Enrichment is an integral part of daily animal care. That animals need stimulation and opportunities to make choices in their environments is no longer a question. It is now a new challenge facing animal caregivers to provide the animals with environments that meet all of their physical and psychological needs. Enrichment comes in many forms, whether variety within their habitat, food, scents, items to manipulate, investigation, and even animal training.

Nutrition

The Toledo Zoo’s Commissary department is responsible for ordering, preparing, and distributing food to all of the animals at the Toledo Zoo.

In one year they will deliver:

• 1,000 bushels of fruit and veggies
• 30,000 heads of lettuce
• 1 half ton (1,000 pounds) of grapes
• 2.25 tons of celery
• 5 tons of carrots
• 5 tons of monkey chow
• 8 tons of bird food
• 12 tons of carnivore diet
• Over 35 tons of fish

Would you like to contribute to the care of your favorite Zoo animal?

Our Zoo PAL Animal Adoption program is the perfect opportunity for any individual, family, or organization to sponsor a Zoo animal of their choice for one year. Your contribution also entitles you to a Zoo PAL certificate with a photo of your animal and other Zoo PAL gifts. Learn more about Zoo PAL

Veterinary Services

The Toledo Zoo’s Veterinary Department is responsible for treating animals that become ill or injured. Sometimes animals can be treated in their exhibits or holding areas, and sometimes they are brought to the Zoo’s animal hospital where they receive excellent care.

Here are some of the responsibilities of the Veterinary staff:

• Preventive Medicine
• Quarantine and Preshipment Testing
• Medical and Surgical Cases
• Nutrition Oversight & Management
• Necropsies
• Oversee Browse Program & Pest Management
• Nuisance Animal Control (Cats, Raccoons)
• Animal Training for Medical Procedures
• Zoonosis Liaison
• Training of Veterinary and Technician Students
• Input on Exhibit Design
• Correspondence, Communication, & Meetings
• Publications, Presentations, and Tours
• Paperwork (Medical records, transfers, protocols, etc)
• Below are the numbers from just one year of activity in the Veterinary Department:

• 168 Mammal Exams/Procedures
• 493 Avian Exams/Procedures
• 121 Reptile Exams/Procedures
• 72 Amphibian Exams/Procedures
• 12 Piscine Exams/Procedures
• 360 Anesthesias
• 30 Biopsies
• 2200 Prescriptions Written
• 396 Necropsies
• 282 Avian and Reptile CBCs
• 1700 Fecal Tests

Watch the video below to see an example of how much care is given to our animals. The video features our rhinos, Lulu and Sam:

How do you do that?

Several Toledo Zoo are involved in training animals. This training is not for entertainment; it is for the animals’ well-being. Animals are taught behavior patterns that might help them at feeding time, but also so that they can be inspected or even treated inside of their exhibit.
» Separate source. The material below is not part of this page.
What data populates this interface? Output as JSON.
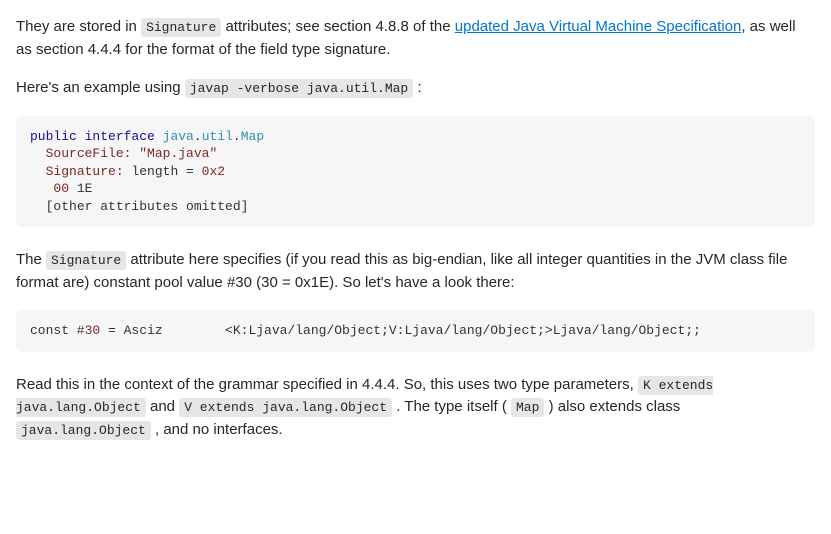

The lemur pictured above is being trained so the staff can do check-ups or use an ultrasound.

Like any training, the key is to make the animal’s participation positive and rewarding. By going slowly and rewarding each step of the way, we can routinely take excellent care of our animals.